### ASSIGNED TASK
Look through the records below, count the lines with the word "screenshot", and reply with only the number.

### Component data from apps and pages
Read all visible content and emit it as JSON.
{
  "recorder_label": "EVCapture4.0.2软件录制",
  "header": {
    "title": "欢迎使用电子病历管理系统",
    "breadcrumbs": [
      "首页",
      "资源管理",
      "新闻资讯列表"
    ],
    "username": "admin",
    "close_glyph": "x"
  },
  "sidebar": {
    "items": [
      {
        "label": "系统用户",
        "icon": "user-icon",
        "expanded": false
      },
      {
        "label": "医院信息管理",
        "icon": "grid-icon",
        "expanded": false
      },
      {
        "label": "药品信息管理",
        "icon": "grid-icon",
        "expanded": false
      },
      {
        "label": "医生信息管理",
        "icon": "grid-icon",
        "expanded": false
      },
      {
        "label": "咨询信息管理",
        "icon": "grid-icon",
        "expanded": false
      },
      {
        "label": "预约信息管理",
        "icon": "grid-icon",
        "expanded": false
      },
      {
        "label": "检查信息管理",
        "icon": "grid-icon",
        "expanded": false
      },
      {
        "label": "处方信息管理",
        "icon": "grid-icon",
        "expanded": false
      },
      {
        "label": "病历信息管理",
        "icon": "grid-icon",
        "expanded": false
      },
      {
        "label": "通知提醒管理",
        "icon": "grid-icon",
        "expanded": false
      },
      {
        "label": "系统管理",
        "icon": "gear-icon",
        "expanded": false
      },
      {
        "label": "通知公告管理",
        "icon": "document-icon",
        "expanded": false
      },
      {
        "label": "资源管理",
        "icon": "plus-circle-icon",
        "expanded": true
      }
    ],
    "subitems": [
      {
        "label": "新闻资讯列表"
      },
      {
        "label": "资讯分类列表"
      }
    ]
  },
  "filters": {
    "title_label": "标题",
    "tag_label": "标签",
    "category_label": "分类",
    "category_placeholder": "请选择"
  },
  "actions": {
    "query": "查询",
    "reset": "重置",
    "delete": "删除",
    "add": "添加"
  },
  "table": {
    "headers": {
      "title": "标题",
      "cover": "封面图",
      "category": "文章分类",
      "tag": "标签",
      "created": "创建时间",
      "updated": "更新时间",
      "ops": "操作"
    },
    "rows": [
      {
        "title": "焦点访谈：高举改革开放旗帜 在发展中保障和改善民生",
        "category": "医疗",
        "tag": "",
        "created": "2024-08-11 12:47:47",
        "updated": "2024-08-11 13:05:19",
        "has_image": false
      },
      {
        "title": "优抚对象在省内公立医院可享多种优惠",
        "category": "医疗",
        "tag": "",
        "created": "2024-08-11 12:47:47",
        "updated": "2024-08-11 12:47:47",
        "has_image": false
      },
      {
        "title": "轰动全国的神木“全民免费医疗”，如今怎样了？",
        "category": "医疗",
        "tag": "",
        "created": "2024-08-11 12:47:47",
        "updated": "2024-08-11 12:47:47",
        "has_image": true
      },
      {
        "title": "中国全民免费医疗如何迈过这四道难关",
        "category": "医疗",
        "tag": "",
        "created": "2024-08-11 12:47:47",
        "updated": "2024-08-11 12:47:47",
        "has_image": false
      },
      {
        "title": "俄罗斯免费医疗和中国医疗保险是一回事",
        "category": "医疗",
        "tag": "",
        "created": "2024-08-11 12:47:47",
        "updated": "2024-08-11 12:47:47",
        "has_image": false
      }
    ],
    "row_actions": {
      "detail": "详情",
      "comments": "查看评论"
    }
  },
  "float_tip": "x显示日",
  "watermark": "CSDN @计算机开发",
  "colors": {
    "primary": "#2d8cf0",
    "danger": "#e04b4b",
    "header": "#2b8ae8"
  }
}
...
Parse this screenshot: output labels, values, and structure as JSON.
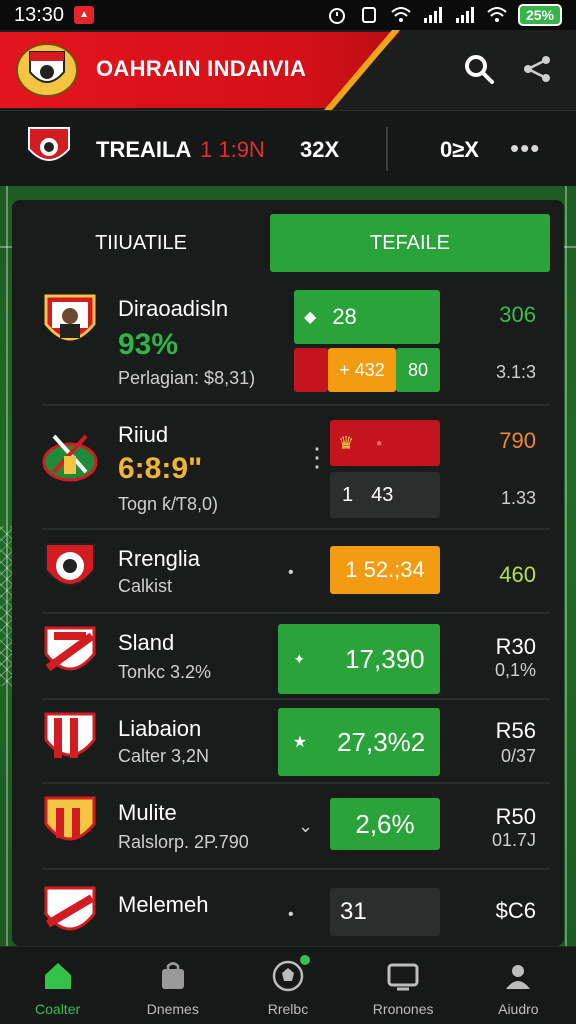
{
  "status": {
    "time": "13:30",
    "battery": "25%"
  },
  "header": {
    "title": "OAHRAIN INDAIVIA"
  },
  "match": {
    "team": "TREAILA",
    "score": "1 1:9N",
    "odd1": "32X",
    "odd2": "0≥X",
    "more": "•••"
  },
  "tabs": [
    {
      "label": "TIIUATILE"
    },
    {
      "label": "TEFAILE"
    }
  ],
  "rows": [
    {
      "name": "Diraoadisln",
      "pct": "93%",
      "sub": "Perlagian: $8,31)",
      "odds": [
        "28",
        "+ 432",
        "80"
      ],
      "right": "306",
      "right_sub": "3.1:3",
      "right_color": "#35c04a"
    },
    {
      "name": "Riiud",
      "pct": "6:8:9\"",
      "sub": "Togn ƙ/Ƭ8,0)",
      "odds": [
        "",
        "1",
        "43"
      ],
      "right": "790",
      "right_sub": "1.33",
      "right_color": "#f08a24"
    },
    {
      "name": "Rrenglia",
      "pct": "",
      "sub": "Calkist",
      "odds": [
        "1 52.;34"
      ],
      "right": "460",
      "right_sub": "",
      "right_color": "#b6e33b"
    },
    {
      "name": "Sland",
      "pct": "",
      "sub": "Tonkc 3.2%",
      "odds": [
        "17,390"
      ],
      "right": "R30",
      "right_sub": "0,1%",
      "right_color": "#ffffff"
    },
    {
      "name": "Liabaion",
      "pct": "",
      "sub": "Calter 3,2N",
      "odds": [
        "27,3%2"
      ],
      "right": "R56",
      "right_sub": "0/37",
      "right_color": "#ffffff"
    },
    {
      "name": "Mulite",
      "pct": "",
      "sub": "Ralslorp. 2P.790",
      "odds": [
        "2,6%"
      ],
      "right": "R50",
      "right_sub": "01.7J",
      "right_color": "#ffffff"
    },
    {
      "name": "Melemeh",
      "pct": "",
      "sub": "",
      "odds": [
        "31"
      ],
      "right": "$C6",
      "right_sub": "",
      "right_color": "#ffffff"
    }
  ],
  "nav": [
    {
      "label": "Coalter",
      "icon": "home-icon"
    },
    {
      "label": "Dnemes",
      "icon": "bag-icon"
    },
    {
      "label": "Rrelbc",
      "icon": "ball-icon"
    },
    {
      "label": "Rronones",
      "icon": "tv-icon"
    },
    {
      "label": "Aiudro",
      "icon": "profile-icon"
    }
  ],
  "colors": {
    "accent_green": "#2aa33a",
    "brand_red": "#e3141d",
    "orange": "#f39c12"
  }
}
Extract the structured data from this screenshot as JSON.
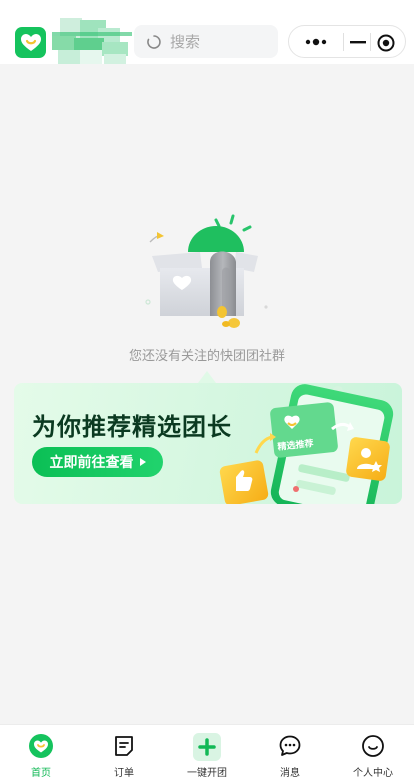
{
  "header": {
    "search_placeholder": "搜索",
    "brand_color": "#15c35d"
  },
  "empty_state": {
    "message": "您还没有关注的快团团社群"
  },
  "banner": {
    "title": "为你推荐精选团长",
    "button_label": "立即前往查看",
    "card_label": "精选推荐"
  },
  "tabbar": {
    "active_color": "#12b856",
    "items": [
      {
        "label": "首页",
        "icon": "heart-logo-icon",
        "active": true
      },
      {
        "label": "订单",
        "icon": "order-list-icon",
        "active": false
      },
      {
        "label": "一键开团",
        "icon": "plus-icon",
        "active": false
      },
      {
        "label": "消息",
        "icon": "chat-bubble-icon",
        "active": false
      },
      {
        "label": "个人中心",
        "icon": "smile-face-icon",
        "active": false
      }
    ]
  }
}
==
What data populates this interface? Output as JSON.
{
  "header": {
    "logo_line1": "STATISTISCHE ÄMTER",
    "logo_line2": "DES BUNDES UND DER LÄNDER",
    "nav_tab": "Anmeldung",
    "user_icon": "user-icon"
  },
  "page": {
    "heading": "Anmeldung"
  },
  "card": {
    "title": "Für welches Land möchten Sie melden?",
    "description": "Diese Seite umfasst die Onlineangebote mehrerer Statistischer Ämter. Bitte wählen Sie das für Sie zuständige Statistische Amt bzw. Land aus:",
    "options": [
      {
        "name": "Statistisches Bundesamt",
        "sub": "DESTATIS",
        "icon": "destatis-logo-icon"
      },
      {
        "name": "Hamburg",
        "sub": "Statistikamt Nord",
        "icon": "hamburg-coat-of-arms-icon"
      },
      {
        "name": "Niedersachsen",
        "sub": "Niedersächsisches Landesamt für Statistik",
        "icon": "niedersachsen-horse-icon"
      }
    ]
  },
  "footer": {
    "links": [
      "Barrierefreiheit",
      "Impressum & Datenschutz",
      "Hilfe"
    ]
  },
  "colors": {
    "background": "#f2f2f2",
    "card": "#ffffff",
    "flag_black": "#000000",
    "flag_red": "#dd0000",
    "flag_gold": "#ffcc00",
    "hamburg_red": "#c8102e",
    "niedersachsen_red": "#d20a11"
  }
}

### RESPONSE
2